* [Task goal]: For every line in the records below that holds "holding", make a copy.

* [Material for this exercise]:
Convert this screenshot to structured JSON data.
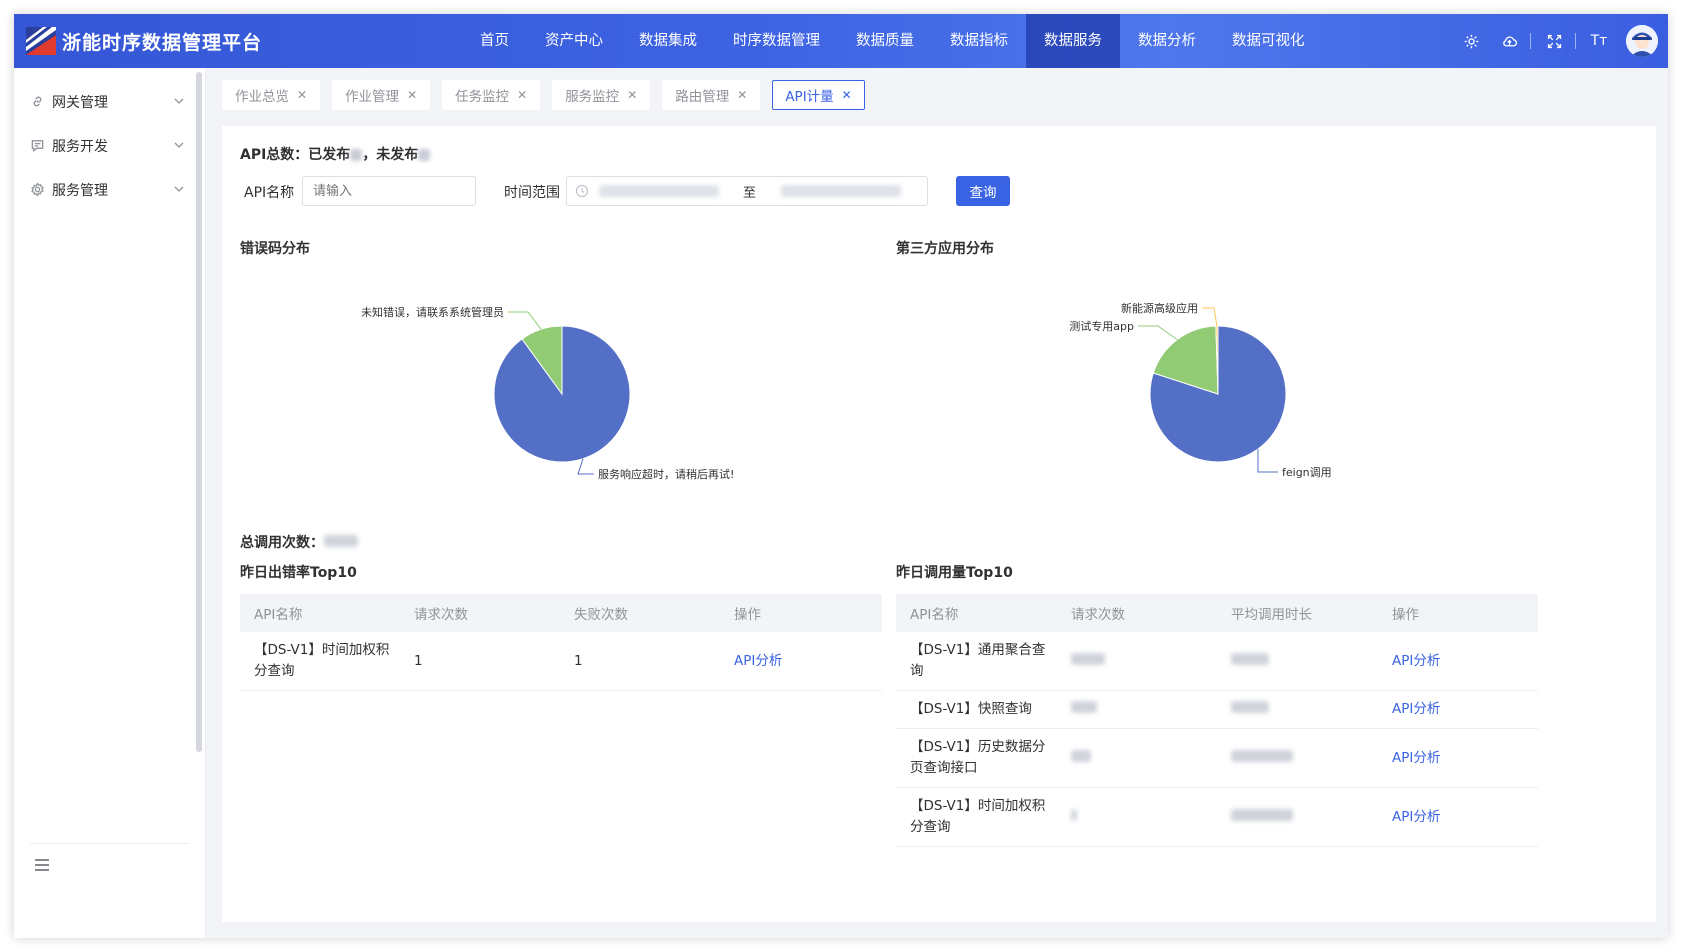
{
  "header": {
    "title": "浙能时序数据管理平台",
    "nav": [
      "首页",
      "资产中心",
      "数据集成",
      "时序数据管理",
      "数据质量",
      "数据指标",
      "数据服务",
      "数据分析",
      "数据可视化"
    ],
    "active_nav": 6,
    "tools": [
      "gear-icon",
      "cloud-icon",
      "fullscreen-icon",
      "font-size-icon"
    ],
    "font_tool_label": "Tт"
  },
  "sidebar": {
    "items": [
      {
        "label": "网关管理",
        "icon": "link-icon"
      },
      {
        "label": "服务开发",
        "icon": "comment-icon"
      },
      {
        "label": "服务管理",
        "icon": "gear-icon"
      }
    ]
  },
  "tabs": [
    {
      "label": "作业总览"
    },
    {
      "label": "作业管理"
    },
    {
      "label": "任务监控"
    },
    {
      "label": "服务监控"
    },
    {
      "label": "路由管理"
    },
    {
      "label": "API计量",
      "active": true
    }
  ],
  "content": {
    "summary": {
      "prefix": "API总数：已发布",
      "mid": "，未发布"
    },
    "filters": {
      "api_name_label": "API名称",
      "api_name_placeholder": "请输入",
      "time_range_label": "时间范围",
      "range_sep": "至",
      "query_label": "查询"
    },
    "error_chart_title": "错误码分布",
    "app_chart_title": "第三方应用分布",
    "total_calls_label": "总调用次数：",
    "error_top_title": "昨日出错率Top10",
    "usage_top_title": "昨日调用量Top10",
    "error_table": {
      "headers": [
        "API名称",
        "请求次数",
        "失败次数",
        "操作"
      ],
      "rows": [
        {
          "name": "【DS-V1】时间加权积分查询",
          "requests": "1",
          "failures": "1",
          "action": "API分析"
        }
      ]
    },
    "usage_table": {
      "headers": [
        "API名称",
        "请求次数",
        "平均调用时长",
        "操作"
      ],
      "rows": [
        {
          "name": "【DS-V1】通用聚合查询",
          "action": "API分析"
        },
        {
          "name": "【DS-V1】快照查询",
          "action": "API分析"
        },
        {
          "name": "【DS-V1】历史数据分页查询接口",
          "action": "API分析"
        },
        {
          "name": "【DS-V1】时间加权积分查询",
          "action": "API分析"
        }
      ]
    }
  },
  "chart_data": [
    {
      "type": "pie",
      "title": "错误码分布",
      "labels": [
        "服务响应超时，请稍后再试!",
        "未知错误，请联系系统管理员"
      ],
      "values": [
        90,
        10
      ],
      "colors": [
        "#5470c6",
        "#91cc75"
      ]
    },
    {
      "type": "pie",
      "title": "第三方应用分布",
      "labels": [
        "feign调用",
        "测试专用app",
        "新能源高级应用"
      ],
      "values": [
        80,
        19.5,
        0.5
      ],
      "colors": [
        "#5470c6",
        "#91cc75",
        "#fac858"
      ]
    }
  ]
}
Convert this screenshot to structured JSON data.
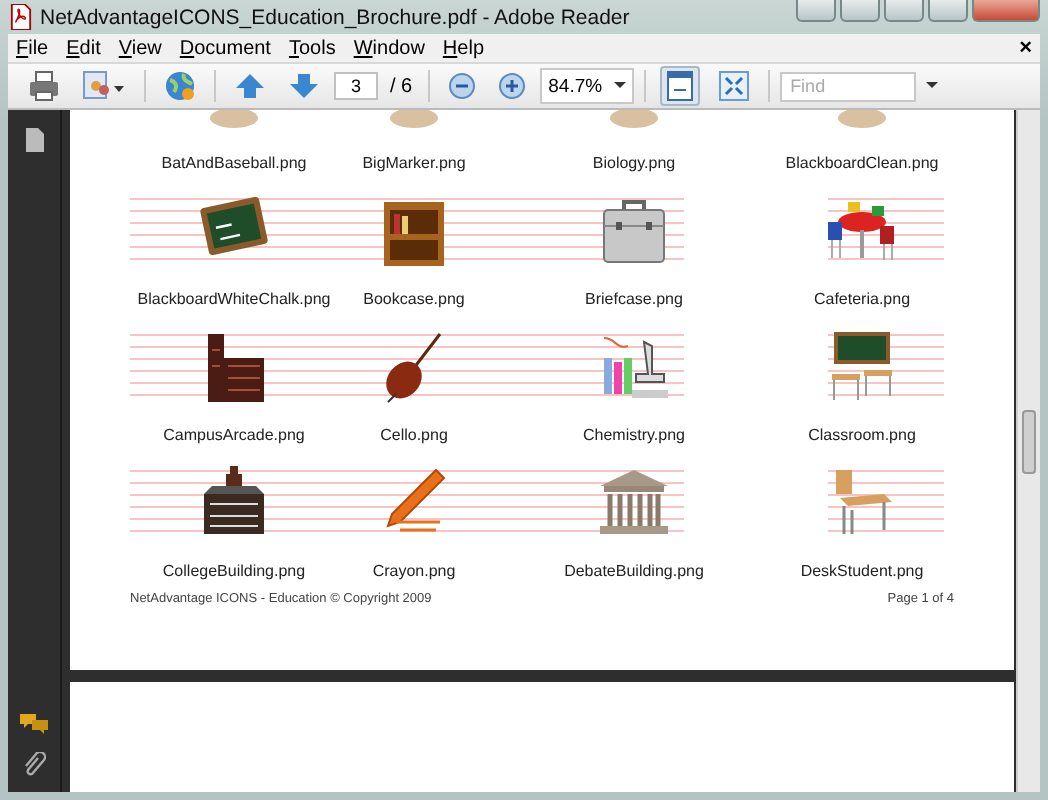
{
  "window": {
    "title": "NetAdvantageICONS_Education_Brochure.pdf - Adobe Reader"
  },
  "menu": {
    "items": [
      {
        "label": "File"
      },
      {
        "label": "Edit"
      },
      {
        "label": "View"
      },
      {
        "label": "Document"
      },
      {
        "label": "Tools"
      },
      {
        "label": "Window"
      },
      {
        "label": "Help"
      }
    ],
    "close": "×"
  },
  "toolbar": {
    "page_current": "3",
    "page_total": "/ 6",
    "zoom": "84.7%",
    "find_placeholder": "Find",
    "fit_page_pressed": true
  },
  "page": {
    "top_labels": [
      "BatAndBaseball.png",
      "BigMarker.png",
      "Biology.png",
      "BlackboardClean.png"
    ],
    "items": [
      {
        "label": "BlackboardWhiteChalk.png"
      },
      {
        "label": "Bookcase.png"
      },
      {
        "label": "Briefcase.png"
      },
      {
        "label": "Cafeteria.png"
      },
      {
        "label": "CampusArcade.png"
      },
      {
        "label": "Cello.png"
      },
      {
        "label": "Chemistry.png"
      },
      {
        "label": "Classroom.png"
      },
      {
        "label": "CollegeBuilding.png"
      },
      {
        "label": "Crayon.png"
      },
      {
        "label": "DebateBuilding.png"
      },
      {
        "label": "DeskStudent.png"
      }
    ],
    "footer_left": "NetAdvantage ICONS - Education © Copyright 2009",
    "footer_right": "Page 1 of 4"
  }
}
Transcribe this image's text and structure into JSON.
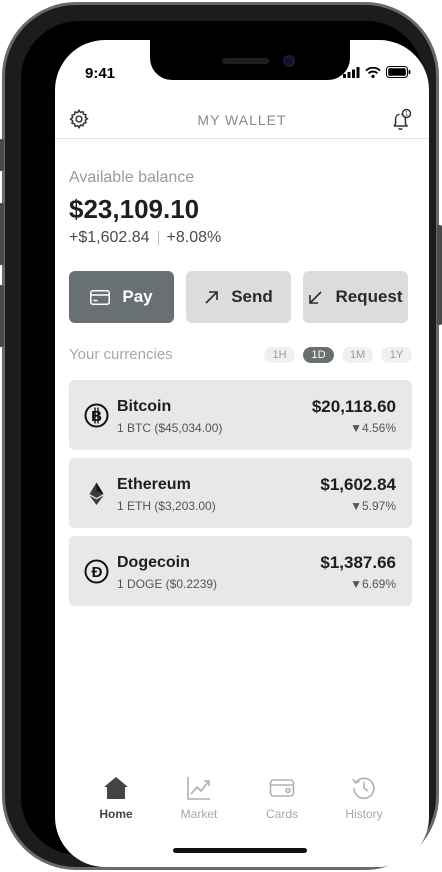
{
  "status_bar": {
    "time": "9:41"
  },
  "header": {
    "title": "MY WALLET",
    "settings_icon": "gear-icon",
    "notifications_icon": "bell-icon",
    "notification_count": "1"
  },
  "balance": {
    "label": "Available balance",
    "amount": "$23,109.10",
    "change_amount": "+$1,602.84",
    "change_percent": "+8.08%"
  },
  "actions": [
    {
      "label": "Pay",
      "icon": "card-icon"
    },
    {
      "label": "Send",
      "icon": "arrow-up-right-icon"
    },
    {
      "label": "Request",
      "icon": "arrow-down-left-icon"
    }
  ],
  "currencies": {
    "label": "Your currencies",
    "periods": [
      "1H",
      "1D",
      "1M",
      "1Y"
    ],
    "selected_period": "1D",
    "items": [
      {
        "name": "Bitcoin",
        "holding": "1 BTC ($45,034.00)",
        "value": "$20,118.60",
        "change": "▼4.56%",
        "icon": "bitcoin-icon"
      },
      {
        "name": "Ethereum",
        "holding": "1 ETH ($3,203.00)",
        "value": "$1,602.84",
        "change": "▼5.97%",
        "icon": "ethereum-icon"
      },
      {
        "name": "Dogecoin",
        "holding": "1 DOGE ($0.2239)",
        "value": "$1,387.66",
        "change": "▼6.69%",
        "icon": "dogecoin-icon"
      }
    ]
  },
  "tabs": [
    {
      "label": "Home",
      "icon": "home-icon",
      "active": true
    },
    {
      "label": "Market",
      "icon": "chart-icon",
      "active": false
    },
    {
      "label": "Cards",
      "icon": "card-icon",
      "active": false
    },
    {
      "label": "History",
      "icon": "history-icon",
      "active": false
    }
  ],
  "colors": {
    "accent": "#687072",
    "button_bg": "#dcdcdc",
    "card_bg": "#e8e8e8"
  }
}
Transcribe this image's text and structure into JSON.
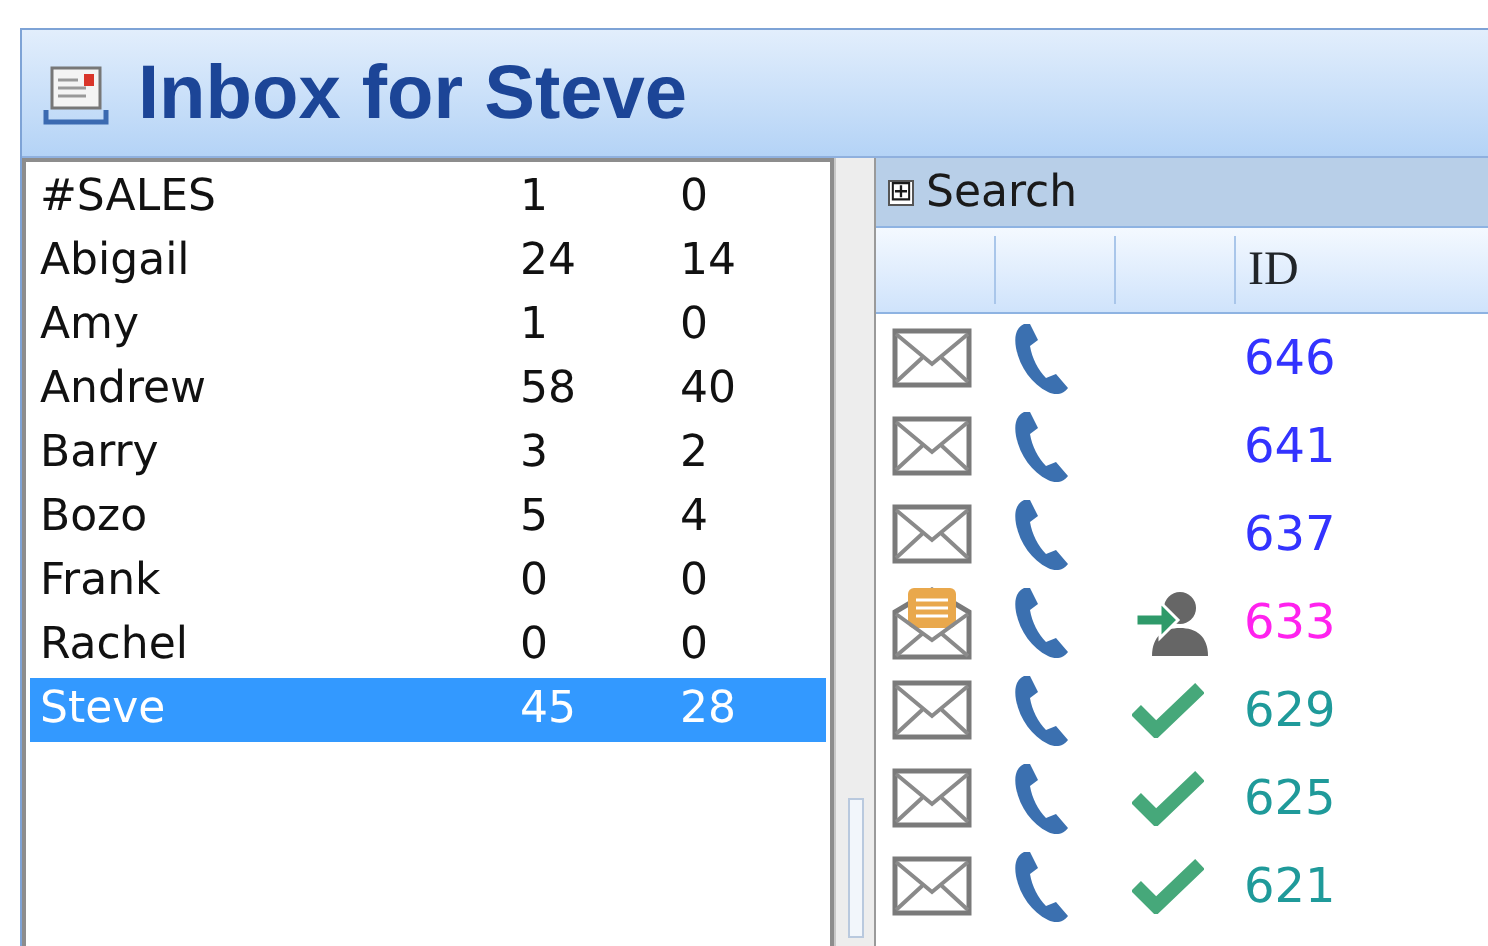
{
  "window": {
    "title": "Inbox for Steve"
  },
  "users": [
    {
      "name": "#SALES",
      "count_1": "1",
      "count_2": "0",
      "selected": false
    },
    {
      "name": "Abigail",
      "count_1": "24",
      "count_2": "14",
      "selected": false
    },
    {
      "name": "Amy",
      "count_1": "1",
      "count_2": "0",
      "selected": false
    },
    {
      "name": "Andrew",
      "count_1": "58",
      "count_2": "40",
      "selected": false
    },
    {
      "name": "Barry",
      "count_1": "3",
      "count_2": "2",
      "selected": false
    },
    {
      "name": "Bozo",
      "count_1": "5",
      "count_2": "4",
      "selected": false
    },
    {
      "name": "Frank",
      "count_1": "0",
      "count_2": "0",
      "selected": false
    },
    {
      "name": "Rachel",
      "count_1": "0",
      "count_2": "0",
      "selected": false
    },
    {
      "name": "Steve",
      "count_1": "45",
      "count_2": "28",
      "selected": true
    }
  ],
  "search": {
    "toggle": "⊞",
    "label": "Search"
  },
  "table": {
    "columns": [
      "ID"
    ],
    "rows": [
      {
        "opened": false,
        "assigned": false,
        "done": false,
        "id": "646",
        "color": "#3333ff"
      },
      {
        "opened": false,
        "assigned": false,
        "done": false,
        "id": "641",
        "color": "#3333ff"
      },
      {
        "opened": false,
        "assigned": false,
        "done": false,
        "id": "637",
        "color": "#3333ff"
      },
      {
        "opened": true,
        "assigned": true,
        "done": false,
        "id": "633",
        "color": "#ff22ee"
      },
      {
        "opened": false,
        "assigned": false,
        "done": true,
        "id": "629",
        "color": "#1f9a9a"
      },
      {
        "opened": false,
        "assigned": false,
        "done": true,
        "id": "625",
        "color": "#1f9a9a"
      },
      {
        "opened": false,
        "assigned": false,
        "done": true,
        "id": "621",
        "color": "#1f9a9a"
      }
    ]
  }
}
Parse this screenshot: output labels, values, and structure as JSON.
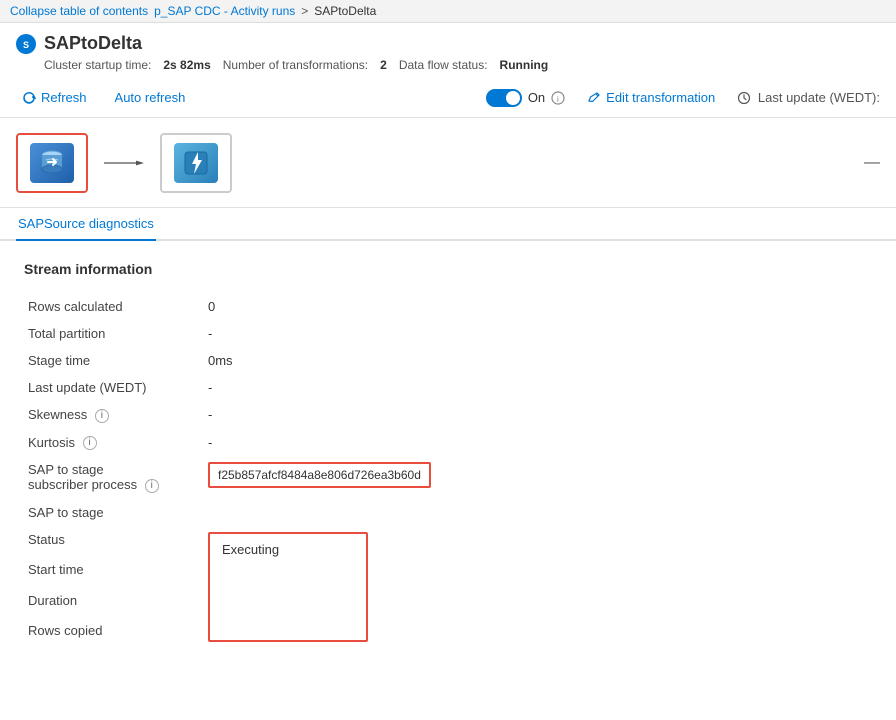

* [Output of the exercise]:
        "holding": "1 BTC ($45,034.00)",
        "holding": "1 ETH ($3,203.00)",
        "holding": "1 DOGE ($0.2239)",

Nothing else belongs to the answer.